*What to produce*: Below are the records; retype them exactly and omit each picture.

*Supplied data*:
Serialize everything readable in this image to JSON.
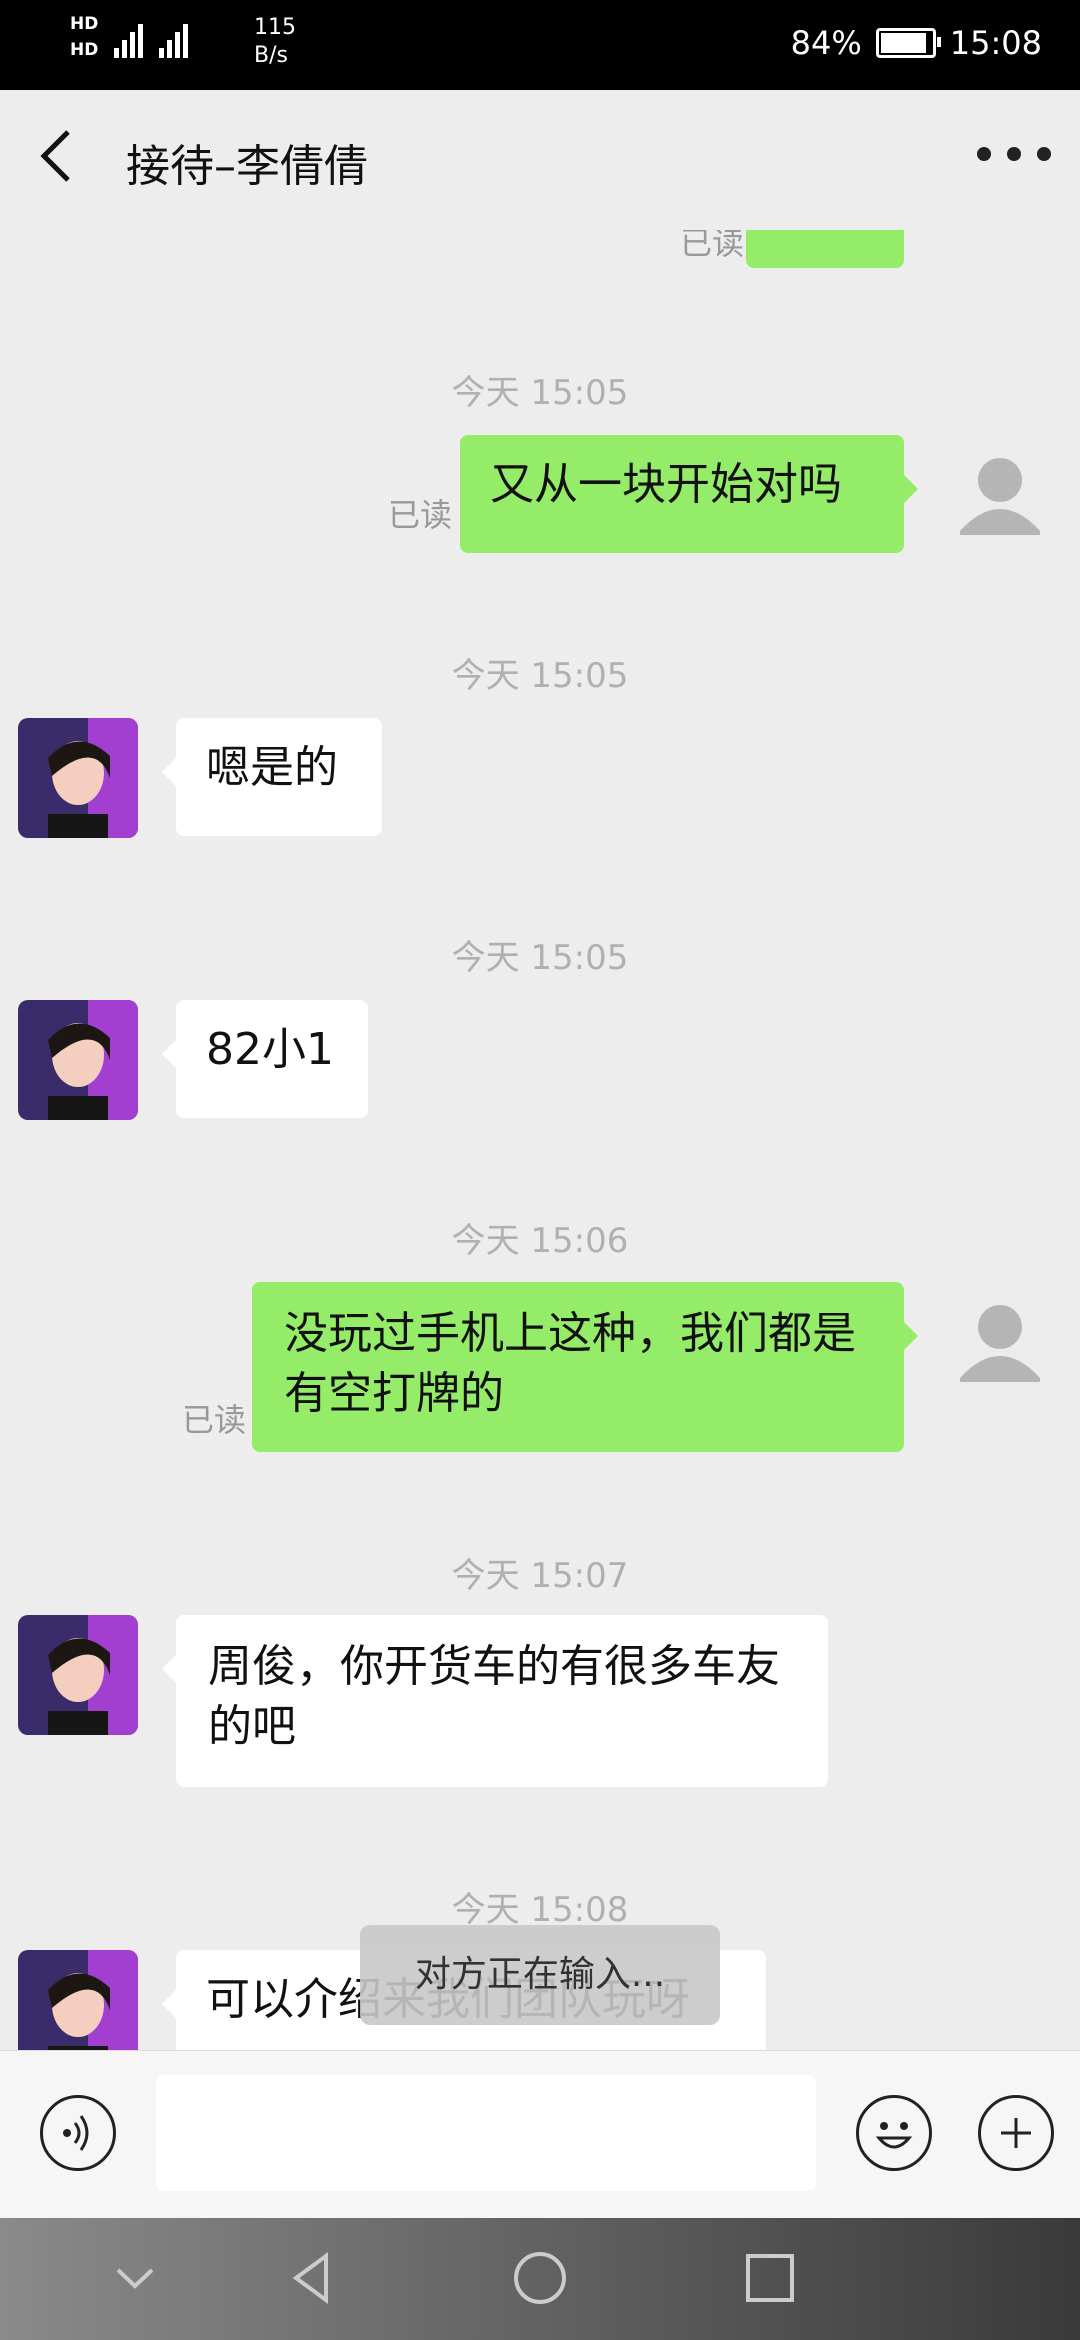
{
  "status_bar": {
    "hd1": "HD",
    "hd2": "HD",
    "net_speed_value": "115",
    "net_speed_unit": "B/s",
    "battery": "84%",
    "time": "15:08"
  },
  "header": {
    "title": "接待–李倩倩"
  },
  "messages": [
    {
      "timestamp": "今天 15:05",
      "side": "right",
      "text": "又从一块开始对吗",
      "read": "已读"
    },
    {
      "timestamp": "今天 15:05",
      "side": "left",
      "text": "嗯是的"
    },
    {
      "timestamp": "今天 15:05",
      "side": "left",
      "text": "82小1"
    },
    {
      "timestamp": "今天 15:06",
      "side": "right",
      "text": "没玩过手机上这种，我们都是有空打牌的",
      "read": "已读"
    },
    {
      "timestamp": "今天 15:07",
      "side": "left",
      "text": "周俊，你开货车的有很多车友的吧"
    },
    {
      "timestamp": "今天 15:08",
      "side": "left",
      "text": "可以介绍来我们团队玩呀"
    }
  ],
  "typing_toast": "对方正在输入...",
  "input": {
    "placeholder": ""
  }
}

*Solution to this exercise*:
Serialize everything readable in this image to JSON.
{
  "status_bar": {
    "hd1": "HD",
    "hd2": "HD",
    "net_speed_value": "115",
    "net_speed_unit": "B/s",
    "battery": "84%",
    "time": "15:08"
  },
  "header": {
    "title": "接待–李倩倩"
  },
  "messages": [
    {
      "timestamp": "今天 15:05",
      "side": "right",
      "text": "又从一块开始对吗",
      "read": "已读"
    },
    {
      "timestamp": "今天 15:05",
      "side": "left",
      "text": "嗯是的"
    },
    {
      "timestamp": "今天 15:05",
      "side": "left",
      "text": "82小1"
    },
    {
      "timestamp": "今天 15:06",
      "side": "right",
      "text": "没玩过手机上这种，我们都是有空打牌的",
      "read": "已读"
    },
    {
      "timestamp": "今天 15:07",
      "side": "left",
      "text": "周俊，你开货车的有很多车友的吧"
    },
    {
      "timestamp": "今天 15:08",
      "side": "left",
      "text": "可以介绍来我们团队玩呀"
    }
  ],
  "typing_toast": "对方正在输入...",
  "input": {
    "placeholder": ""
  }
}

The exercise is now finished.